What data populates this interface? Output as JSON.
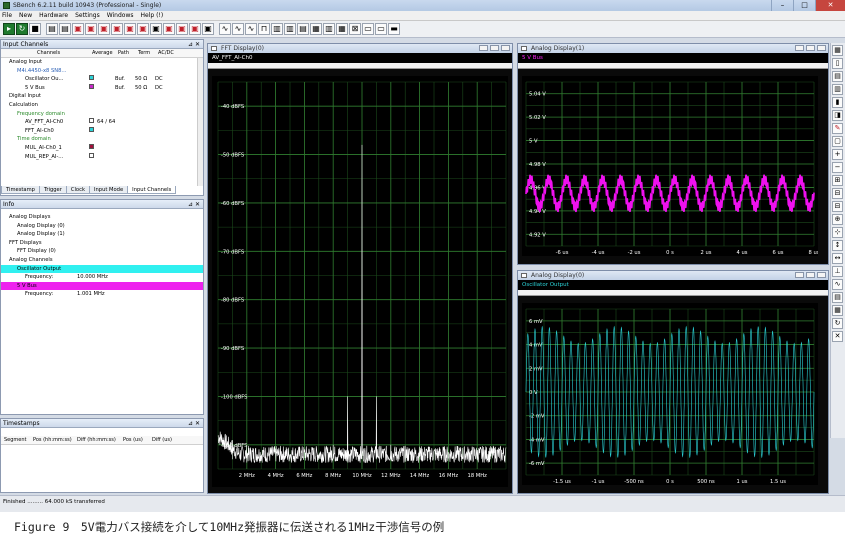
{
  "app": {
    "title": "SBench 6.2.11 build 10943 (Professional - Single)",
    "min": "–",
    "max": "□",
    "close": "✕"
  },
  "menu": [
    "File",
    "New",
    "Hardware",
    "Settings",
    "Windows",
    "Help (!)"
  ],
  "input_channels": {
    "header": "Input Channels",
    "columns": [
      "Channels",
      "Average",
      "Path",
      "Term",
      "AC/DC"
    ],
    "rows": [
      {
        "label": "Analog Input",
        "indent": 1,
        "swatch": "",
        "path": "",
        "term": "",
        "acdc": "",
        "avg": ""
      },
      {
        "label": "M4i.4450-x8 SN8...",
        "indent": 2,
        "swatch": "",
        "path": "",
        "term": "",
        "acdc": "",
        "avg": ""
      },
      {
        "label": "Oscillator Ou...",
        "indent": 3,
        "swatch": "#2bd3d8",
        "path": "Buf.",
        "term": "50 Ω",
        "acdc": "DC",
        "avg": ""
      },
      {
        "label": "5 V Bus",
        "indent": 3,
        "swatch": "#c728c7",
        "path": "Buf.",
        "term": "50 Ω",
        "acdc": "DC",
        "avg": ""
      },
      {
        "label": "Digital Input",
        "indent": 1,
        "swatch": "",
        "path": "",
        "term": "",
        "acdc": "",
        "avg": ""
      },
      {
        "label": "Calculation",
        "indent": 1,
        "swatch": "",
        "path": "",
        "term": "",
        "acdc": "",
        "avg": ""
      },
      {
        "label": "Frequency domain",
        "indent": 2,
        "swatch": "",
        "path": "",
        "term": "",
        "acdc": "",
        "avg": ""
      },
      {
        "label": "AV_FFT_AI-Ch0",
        "indent": 3,
        "swatch": "#ffffff",
        "path": "",
        "term": "",
        "acdc": "",
        "avg": "64 / 64"
      },
      {
        "label": "FFT_AI-Ch0",
        "indent": 3,
        "swatch": "#2bd3d8",
        "path": "",
        "term": "",
        "acdc": "",
        "avg": ""
      },
      {
        "label": "Time domain",
        "indent": 2,
        "swatch": "",
        "path": "",
        "term": "",
        "acdc": "",
        "avg": ""
      },
      {
        "label": "MUL_AI-Ch0_1",
        "indent": 3,
        "swatch": "#a0103a",
        "path": "",
        "term": "",
        "acdc": "",
        "avg": ""
      },
      {
        "label": "MUL_REP_AI-...",
        "indent": 3,
        "swatch": "#ffffff",
        "path": "",
        "term": "",
        "acdc": "",
        "avg": ""
      }
    ],
    "tabs": [
      "Timestamp",
      "Trigger",
      "Clock",
      "Input Mode",
      "Input Channels"
    ]
  },
  "info": {
    "header": "Info",
    "rows": [
      {
        "label": "Analog Displays",
        "indent": 1,
        "bg": ""
      },
      {
        "label": "Analog Display (0)",
        "indent": 2,
        "bg": ""
      },
      {
        "label": "Analog Display (1)",
        "indent": 2,
        "bg": ""
      },
      {
        "label": "FFT Displays",
        "indent": 1,
        "bg": ""
      },
      {
        "label": "FFT Display (0)",
        "indent": 2,
        "bg": ""
      },
      {
        "label": "Analog Channels",
        "indent": 1,
        "bg": ""
      },
      {
        "label": "Oscillator Output",
        "indent": 2,
        "bg": "#30f0f0"
      },
      {
        "label": "Frequency:",
        "value": "10.000 MHz",
        "indent": 3,
        "bg": ""
      },
      {
        "label": "5 V Bus",
        "indent": 2,
        "bg": "#ee22ee"
      },
      {
        "label": "Frequency:",
        "value": "1.001 MHz",
        "indent": 3,
        "bg": ""
      }
    ]
  },
  "timestamps": {
    "header": "Timestamps",
    "columns": [
      "Segment",
      "Pos (hh:mm:ss)",
      "Diff (hh:mm:ss)",
      "Pos (us)",
      "Diff (us)"
    ]
  },
  "status": "Finished ......... 64.000 kS transferred",
  "fft_window": {
    "title": "FFT Display(0)",
    "channel": "AV_FFT_AI-Ch0"
  },
  "ad1_window": {
    "title": "Analog Display(1)",
    "channel": "5 V Bus"
  },
  "ad0_window": {
    "title": "Analog Display(0)",
    "channel": "Oscillator Output"
  },
  "caption": "Figure 9　5V電力バス接続を介して10MHz発振器に伝送される1MHz干渉信号の例",
  "chart_data": [
    {
      "type": "line",
      "title": "FFT Display(0)",
      "series_name": "AV_FFT_AI-Ch0",
      "color": "#ffffff",
      "xlabel": "",
      "ylabel": "",
      "xlim": [
        0,
        20
      ],
      "ylim": [
        -115,
        -35
      ],
      "x_ticks": [
        "2 MHz",
        "4 MHz",
        "6 MHz",
        "8 MHz",
        "10 MHz",
        "12 MHz",
        "14 MHz",
        "16 MHz",
        "18 MHz"
      ],
      "y_ticks": [
        "-40 dBFS",
        "-50 dBFS",
        "-60 dBFS",
        "-70 dBFS",
        "-80 dBFS",
        "-90 dBFS",
        "-100 dBFS",
        "-110 dBFS"
      ],
      "peaks": [
        {
          "x": 10.0,
          "y": -48
        },
        {
          "x": 9.0,
          "y": -100
        },
        {
          "x": 11.0,
          "y": -100
        },
        {
          "x": 1.0,
          "y": -109
        },
        {
          "x": 8.0,
          "y": -110
        },
        {
          "x": 12.0,
          "y": -110
        }
      ],
      "noise_floor": -113,
      "grid": true
    },
    {
      "type": "line",
      "title": "Analog Display(1)",
      "series_name": "5 V Bus",
      "color": "#ee11ee",
      "xlabel": "",
      "ylabel": "",
      "xlim": [
        -8,
        8
      ],
      "ylim": [
        4.91,
        5.05
      ],
      "x_ticks": [
        "-6 us",
        "-4 us",
        "-2 us",
        "0 s",
        "2 us",
        "4 us",
        "6 us",
        "8 us"
      ],
      "y_ticks": [
        "5.04 V",
        "5.02 V",
        "5 V",
        "4.98 V",
        "4.96 V",
        "4.94 V",
        "4.92 V"
      ],
      "signal": {
        "offset": 4.955,
        "amplitude": 0.012,
        "frequency_mhz": 1.001,
        "ripple": 0.004
      },
      "grid": true
    },
    {
      "type": "line",
      "title": "Analog Display(0)",
      "series_name": "Oscillator Output",
      "color": "#2bd3d8",
      "xlabel": "",
      "ylabel": "",
      "xlim": [
        -2000,
        2000
      ],
      "ylim": [
        -7,
        7
      ],
      "x_ticks": [
        "-1.5 us",
        "-1 us",
        "-500 ns",
        "0 s",
        "500 ns",
        "1 us",
        "1.5 us"
      ],
      "y_ticks": [
        "6 mV",
        "4 mV",
        "2 mV",
        "0 V",
        "-2 mV",
        "-4 mV",
        "-6 mV"
      ],
      "signal": {
        "amplitude": 4.8,
        "frequency_mhz": 10.0,
        "am_depth": 0.15,
        "am_frequency_mhz": 1.001
      },
      "grid": true
    }
  ]
}
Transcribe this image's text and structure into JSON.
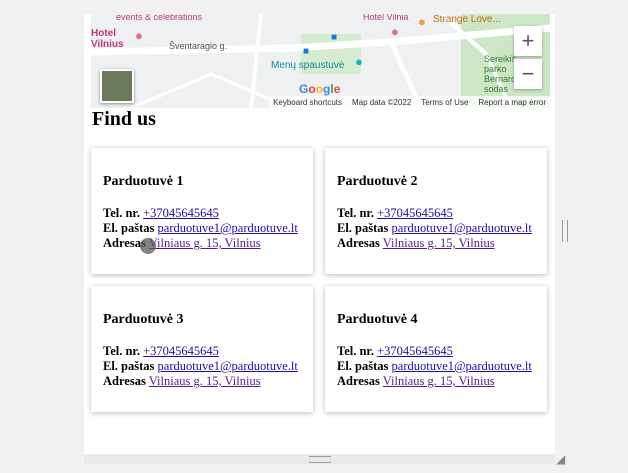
{
  "map": {
    "labels": {
      "events": "events & celebrations",
      "hotel_left": "Hotel\nVilnius",
      "hotel_right": "Hotel Vilnia",
      "strange_love": "Strange Love...",
      "street": "Šventaragio g.",
      "menu_spaustuve": "Menų spaustuvė",
      "sereikis": "Sereikiš parko Bernard sodas"
    },
    "google": "Google",
    "footer": {
      "shortcuts": "Keyboard shortcuts",
      "map_data": "Map data ©2022",
      "terms": "Terms of Use",
      "report": "Report a map error"
    },
    "zoom_in": "+",
    "zoom_out": "−"
  },
  "heading": "Find us",
  "stores": [
    {
      "name": "Parduotuvė 1",
      "tel_label": "Tel. nr.",
      "tel": "+37045645645",
      "email_label": "El. paštas",
      "email": "parduotuve1@parduotuve.lt",
      "addr_label": "Adresas",
      "address": "Vilniaus g. 15, Vilnius"
    },
    {
      "name": "Parduotuvė 2",
      "tel_label": "Tel. nr.",
      "tel": "+37045645645",
      "email_label": "El. paštas",
      "email": "parduotuve1@parduotuve.lt",
      "addr_label": "Adresas",
      "address": "Vilniaus g. 15, Vilnius"
    },
    {
      "name": "Parduotuvė 3",
      "tel_label": "Tel. nr.",
      "tel": "+37045645645",
      "email_label": "El. paštas",
      "email": "parduotuve1@parduotuve.lt",
      "addr_label": "Adresas",
      "address": "Vilniaus g. 15, Vilnius"
    },
    {
      "name": "Parduotuvė 4",
      "tel_label": "Tel. nr.",
      "tel": "+37045645645",
      "email_label": "El. paštas",
      "email": "parduotuve1@parduotuve.lt",
      "addr_label": "Adresas",
      "address": "Vilniaus g. 15, Vilnius"
    }
  ]
}
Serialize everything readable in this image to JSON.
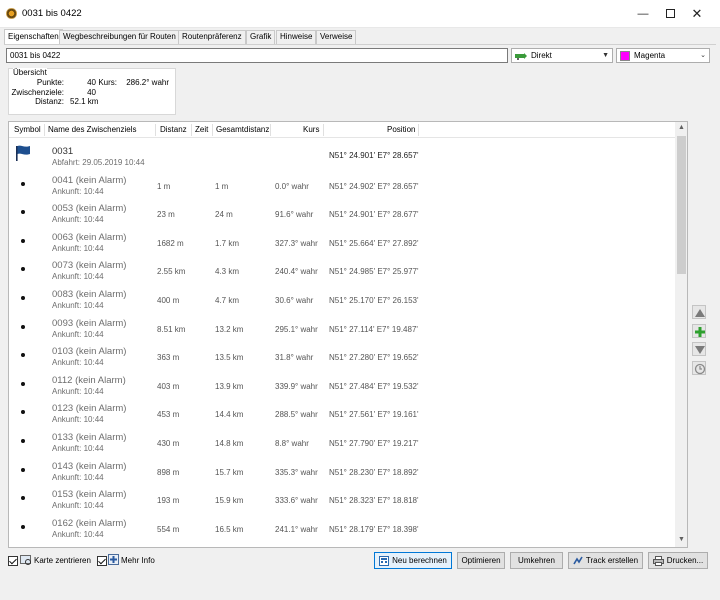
{
  "window": {
    "title": "0031 bis 0422"
  },
  "tabs": [
    {
      "label": "Eigenschaften",
      "active": true
    },
    {
      "label": "Wegbeschreibungen für Routen",
      "active": false
    },
    {
      "label": "Routenpräferenz",
      "active": false
    },
    {
      "label": "Grafik",
      "active": false
    },
    {
      "label": "Hinweise",
      "active": false
    },
    {
      "label": "Verweise",
      "active": false
    }
  ],
  "route": {
    "name_value": "0031 bis 0422",
    "mode": "Direkt",
    "color": "Magenta",
    "color_hex": "#ff00ff"
  },
  "overview": {
    "title": "Übersicht",
    "points_label": "Punkte:",
    "points_value": "40",
    "waypoints_label": "Zwischenziele:",
    "waypoints_value": "40",
    "distance_label": "Distanz:",
    "distance_value": "52.1 km",
    "course_label": "Kurs:",
    "course_value": "286.2° wahr"
  },
  "columns": {
    "symbol": "Symbol",
    "name": "Name des Zwischenziels",
    "distance": "Distanz",
    "time": "Zeit",
    "total": "Gesamtdistanz",
    "course": "Kurs",
    "position": "Position"
  },
  "rows": [
    {
      "name": "0031",
      "sub": "Abfahrt: 29.05.2019 10:44",
      "dist": "",
      "total": "",
      "course": "",
      "pos": "N51° 24.901' E7° 28.657'",
      "symbol": "flag-icon"
    },
    {
      "name": "0041 (kein Alarm)",
      "sub": "Ankunft: 10:44",
      "dist": "1 m",
      "total": "1 m",
      "course": "0.0° wahr",
      "pos": "N51° 24.902' E7° 28.657'",
      "symbol": "dot-icon"
    },
    {
      "name": "0053 (kein Alarm)",
      "sub": "Ankunft: 10:44",
      "dist": "23 m",
      "total": "24 m",
      "course": "91.6° wahr",
      "pos": "N51° 24.901' E7° 28.677'",
      "symbol": "dot-icon"
    },
    {
      "name": "0063 (kein Alarm)",
      "sub": "Ankunft: 10:44",
      "dist": "1682 m",
      "total": "1.7 km",
      "course": "327.3° wahr",
      "pos": "N51° 25.664' E7° 27.892'",
      "symbol": "dot-icon"
    },
    {
      "name": "0073 (kein Alarm)",
      "sub": "Ankunft: 10:44",
      "dist": "2.55 km",
      "total": "4.3 km",
      "course": "240.4° wahr",
      "pos": "N51° 24.985' E7° 25.977'",
      "symbol": "dot-icon"
    },
    {
      "name": "0083 (kein Alarm)",
      "sub": "Ankunft: 10:44",
      "dist": "400 m",
      "total": "4.7 km",
      "course": "30.6° wahr",
      "pos": "N51° 25.170' E7° 26.153'",
      "symbol": "dot-icon"
    },
    {
      "name": "0093 (kein Alarm)",
      "sub": "Ankunft: 10:44",
      "dist": "8.51 km",
      "total": "13.2 km",
      "course": "295.1° wahr",
      "pos": "N51° 27.114' E7° 19.487'",
      "symbol": "dot-icon"
    },
    {
      "name": "0103 (kein Alarm)",
      "sub": "Ankunft: 10:44",
      "dist": "363 m",
      "total": "13.5 km",
      "course": "31.8° wahr",
      "pos": "N51° 27.280' E7° 19.652'",
      "symbol": "dot-icon"
    },
    {
      "name": "0112 (kein Alarm)",
      "sub": "Ankunft: 10:44",
      "dist": "403 m",
      "total": "13.9 km",
      "course": "339.9° wahr",
      "pos": "N51° 27.484' E7° 19.532'",
      "symbol": "dot-icon"
    },
    {
      "name": "0123 (kein Alarm)",
      "sub": "Ankunft: 10:44",
      "dist": "453 m",
      "total": "14.4 km",
      "course": "288.5° wahr",
      "pos": "N51° 27.561' E7° 19.161'",
      "symbol": "dot-icon"
    },
    {
      "name": "0133 (kein Alarm)",
      "sub": "Ankunft: 10:44",
      "dist": "430 m",
      "total": "14.8 km",
      "course": "8.8° wahr",
      "pos": "N51° 27.790' E7° 19.217'",
      "symbol": "dot-icon"
    },
    {
      "name": "0143 (kein Alarm)",
      "sub": "Ankunft: 10:44",
      "dist": "898 m",
      "total": "15.7 km",
      "course": "335.3° wahr",
      "pos": "N51° 28.230' E7° 18.892'",
      "symbol": "dot-icon"
    },
    {
      "name": "0153 (kein Alarm)",
      "sub": "Ankunft: 10:44",
      "dist": "193 m",
      "total": "15.9 km",
      "course": "333.6° wahr",
      "pos": "N51° 28.323' E7° 18.818'",
      "symbol": "dot-icon"
    },
    {
      "name": "0162 (kein Alarm)",
      "sub": "Ankunft: 10:44",
      "dist": "554 m",
      "total": "16.5 km",
      "course": "241.1° wahr",
      "pos": "N51° 28.179' E7° 18.398'",
      "symbol": "dot-icon"
    }
  ],
  "footer": {
    "center_map_label": "Karte zentrieren",
    "more_info_label": "Mehr Info",
    "recalc_label": "Neu berechnen",
    "optimize_label": "Optimieren",
    "reverse_label": "Umkehren",
    "create_track_label": "Track erstellen",
    "print_label": "Drucken..."
  }
}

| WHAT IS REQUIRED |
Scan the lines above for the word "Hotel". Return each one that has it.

| TASK ANSWER |
      "hotel_left": "Hotel\nVilnius",
      "hotel_right": "Hotel Vilnia",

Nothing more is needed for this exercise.